Your answer should be the lines of the data below that contain "reset".

*** Opening Data to process ***

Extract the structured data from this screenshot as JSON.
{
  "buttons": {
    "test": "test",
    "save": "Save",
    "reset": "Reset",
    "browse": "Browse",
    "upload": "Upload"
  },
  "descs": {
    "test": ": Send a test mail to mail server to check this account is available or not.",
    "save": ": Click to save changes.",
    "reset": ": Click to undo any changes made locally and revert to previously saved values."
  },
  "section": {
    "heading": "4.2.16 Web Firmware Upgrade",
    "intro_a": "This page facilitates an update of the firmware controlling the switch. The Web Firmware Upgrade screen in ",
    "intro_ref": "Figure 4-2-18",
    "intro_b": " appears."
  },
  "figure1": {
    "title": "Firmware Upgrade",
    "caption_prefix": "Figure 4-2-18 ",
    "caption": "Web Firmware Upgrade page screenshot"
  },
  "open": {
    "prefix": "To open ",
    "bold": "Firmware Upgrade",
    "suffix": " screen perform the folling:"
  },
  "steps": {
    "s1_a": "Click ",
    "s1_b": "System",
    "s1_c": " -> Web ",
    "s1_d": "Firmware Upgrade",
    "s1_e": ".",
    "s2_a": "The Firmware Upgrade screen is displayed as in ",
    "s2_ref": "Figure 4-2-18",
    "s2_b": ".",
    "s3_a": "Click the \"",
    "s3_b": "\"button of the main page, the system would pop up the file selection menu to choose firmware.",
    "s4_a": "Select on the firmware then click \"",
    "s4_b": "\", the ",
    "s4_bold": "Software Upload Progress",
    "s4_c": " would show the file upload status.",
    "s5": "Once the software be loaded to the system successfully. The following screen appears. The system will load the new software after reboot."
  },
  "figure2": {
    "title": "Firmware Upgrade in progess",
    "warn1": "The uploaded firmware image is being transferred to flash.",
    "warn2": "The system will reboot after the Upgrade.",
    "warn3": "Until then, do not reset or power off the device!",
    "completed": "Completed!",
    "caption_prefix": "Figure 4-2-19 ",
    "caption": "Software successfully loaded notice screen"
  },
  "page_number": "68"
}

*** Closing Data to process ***

Answer area
    "reset": "Reset",
    "reset": ": Click to undo any changes made locally and revert to previously saved values."
    "warn3": "Until then, do not reset or power off the device!",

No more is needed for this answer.